On today's Planet Money:
— China's foreign reserves dropped by $32.6 billion in January. The New York Times suggests that because America's biggest creditor was selling off its bonds. Economist Brad Setser sees another explanation (and adds more).
— Millions, billions, trillions, godzillions. There's a reason you can't keep it all straight. With help from Wisconsin school teacher Bob Peterson, the Planet Money Players calculate their way, in dollars per second, to the AIG bonuses.
Bonus: Find your NPR name, plus a listener calculates $1.7 trillion.
Download the podcast; or subscribe. Intro music: Kool G Rap and DJ Polo's "Road to the Riches." Find us: Twitter/ Facebook/ Flickr
Lianablog posts the secret formula behind NPR names.
And listener Will Cramerotti writes (with pics on Facebook):
By most of the estimates I've seen, the projected US deficit for 2009 will be somewhere close to 1.7 trillion dollars, which probably does not yet include the off-book accounting for Iraq and Afghanistan (perhaps one of you has the answer?).
I have been trying to wrap my head around exactly how much money that is. It seems that after about a hundred million or so, the zeros just sort of blend together and I stop being able to perceive the physical reality of the sum. So I did a little 3:00am math...
A single US treasury note measures 6.6294cm x 15.5956cm x 124 micrometers. I'm doing this in metric, you'll understand why in a bit.
A stack of $10,000 in $100 notes is 1.24cm in height. A case of $1M is 5x2x10 stacks, measuring 33.15cm x 31.19cm x 12.4cm. It weights approximately 10kg (22.04 lbs). A room of one billion dollars is filled with 10x5x20 cases, and measures 3.31m (10'11") by 1.56m (5'1") by 2.48m (8'2")
$1.7 trillion requires a different scale...
An American football field is 160ft wide (48.77m) by 360ft (109.29m). If you were to cover the entire field with stacks of $100 bills, it would fit 700 stacks wide by 735 stacks long with a little bit of white line around the edges.
If you were to fill that field with $1.7 trillion in freshly minted stacks of $100 bills, they would rise not less than 409.72cm (13'5") from the ground.

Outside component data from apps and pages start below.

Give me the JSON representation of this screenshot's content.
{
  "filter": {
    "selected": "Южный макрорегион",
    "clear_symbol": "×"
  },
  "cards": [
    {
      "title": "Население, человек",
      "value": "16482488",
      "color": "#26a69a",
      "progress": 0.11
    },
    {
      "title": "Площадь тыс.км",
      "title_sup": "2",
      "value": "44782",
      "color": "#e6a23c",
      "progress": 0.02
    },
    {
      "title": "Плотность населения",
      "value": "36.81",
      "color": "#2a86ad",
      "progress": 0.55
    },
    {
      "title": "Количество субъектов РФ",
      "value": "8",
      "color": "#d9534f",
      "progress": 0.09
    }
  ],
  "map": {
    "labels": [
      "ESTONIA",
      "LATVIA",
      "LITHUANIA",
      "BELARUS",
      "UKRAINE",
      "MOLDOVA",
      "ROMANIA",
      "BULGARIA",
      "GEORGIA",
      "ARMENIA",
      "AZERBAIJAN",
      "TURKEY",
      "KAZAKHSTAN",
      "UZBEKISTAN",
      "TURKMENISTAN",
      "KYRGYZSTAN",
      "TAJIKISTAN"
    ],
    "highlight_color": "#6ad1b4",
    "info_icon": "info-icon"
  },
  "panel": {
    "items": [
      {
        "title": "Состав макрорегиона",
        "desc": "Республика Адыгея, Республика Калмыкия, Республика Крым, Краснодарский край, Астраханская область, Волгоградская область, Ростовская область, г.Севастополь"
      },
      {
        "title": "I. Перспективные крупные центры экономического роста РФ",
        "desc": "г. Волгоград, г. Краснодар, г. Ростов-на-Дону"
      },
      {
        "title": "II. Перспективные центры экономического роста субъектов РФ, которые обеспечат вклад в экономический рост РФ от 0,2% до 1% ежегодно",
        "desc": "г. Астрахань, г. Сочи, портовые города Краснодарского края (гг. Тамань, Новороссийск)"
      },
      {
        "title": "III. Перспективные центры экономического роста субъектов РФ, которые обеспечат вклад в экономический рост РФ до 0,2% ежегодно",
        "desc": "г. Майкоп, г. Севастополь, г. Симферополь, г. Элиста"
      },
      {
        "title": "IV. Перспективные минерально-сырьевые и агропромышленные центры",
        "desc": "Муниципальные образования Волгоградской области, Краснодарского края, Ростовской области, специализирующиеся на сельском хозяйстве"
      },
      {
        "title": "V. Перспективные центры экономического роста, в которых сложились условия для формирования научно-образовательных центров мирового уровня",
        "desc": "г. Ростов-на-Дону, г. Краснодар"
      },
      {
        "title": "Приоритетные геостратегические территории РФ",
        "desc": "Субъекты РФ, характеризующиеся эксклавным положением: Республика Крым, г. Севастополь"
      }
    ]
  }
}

The displacement of $1.7 trillion is 21,794.5 meters cubed, enough to fill 8.72 olympic swimming pools and would weigh approximately 17 million kilograms, or 37.48 million lbs.